• Data supplied:
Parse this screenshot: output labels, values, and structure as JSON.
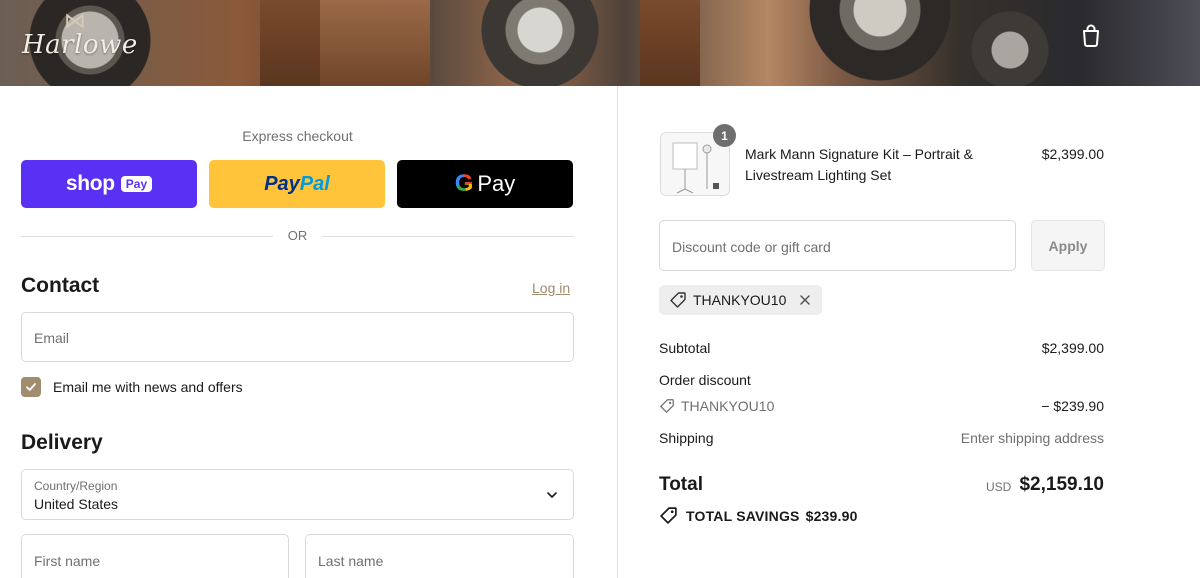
{
  "header": {
    "logo_text": "Harlowe"
  },
  "express": {
    "label": "Express checkout",
    "shop_pay": {
      "word": "shop",
      "tag": "Pay"
    },
    "paypal": {
      "part1": "Pay",
      "part2": "Pal"
    },
    "gpay": {
      "g": "G",
      "word": "Pay"
    },
    "or_text": "OR"
  },
  "contact": {
    "title": "Contact",
    "login_label": "Log in",
    "email_placeholder": "Email",
    "newsletter_label": "Email me with news and offers",
    "newsletter_checked": true
  },
  "delivery": {
    "title": "Delivery",
    "country_label": "Country/Region",
    "country_value": "United States",
    "first_name_placeholder": "First name",
    "last_name_placeholder": "Last name"
  },
  "summary": {
    "item": {
      "quantity": "1",
      "name": "Mark Mann Signature Kit – Portrait & Livestream Lighting Set",
      "price": "$2,399.00"
    },
    "discount_placeholder": "Discount code or gift card",
    "apply_label": "Apply",
    "applied_code": "THANKYOU10",
    "subtotal_label": "Subtotal",
    "subtotal_value": "$2,399.00",
    "order_discount_label": "Order discount",
    "order_discount_code": "THANKYOU10",
    "order_discount_value": "− $239.90",
    "shipping_label": "Shipping",
    "shipping_value": "Enter shipping address",
    "total_label": "Total",
    "currency": "USD",
    "total_value": "$2,159.10",
    "savings_label": "TOTAL SAVINGS",
    "savings_value": "$239.90"
  },
  "colors": {
    "shop_pay": "#5a31f4",
    "paypal": "#ffc439",
    "gpay": "#000000",
    "accent": "#a08c6e"
  },
  "icons": {
    "cart": "shopping-bag-icon",
    "chevron": "chevron-down-icon",
    "tag": "tag-icon",
    "close": "close-icon",
    "check": "check-icon"
  }
}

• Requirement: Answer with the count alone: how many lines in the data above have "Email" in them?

• Written response: 2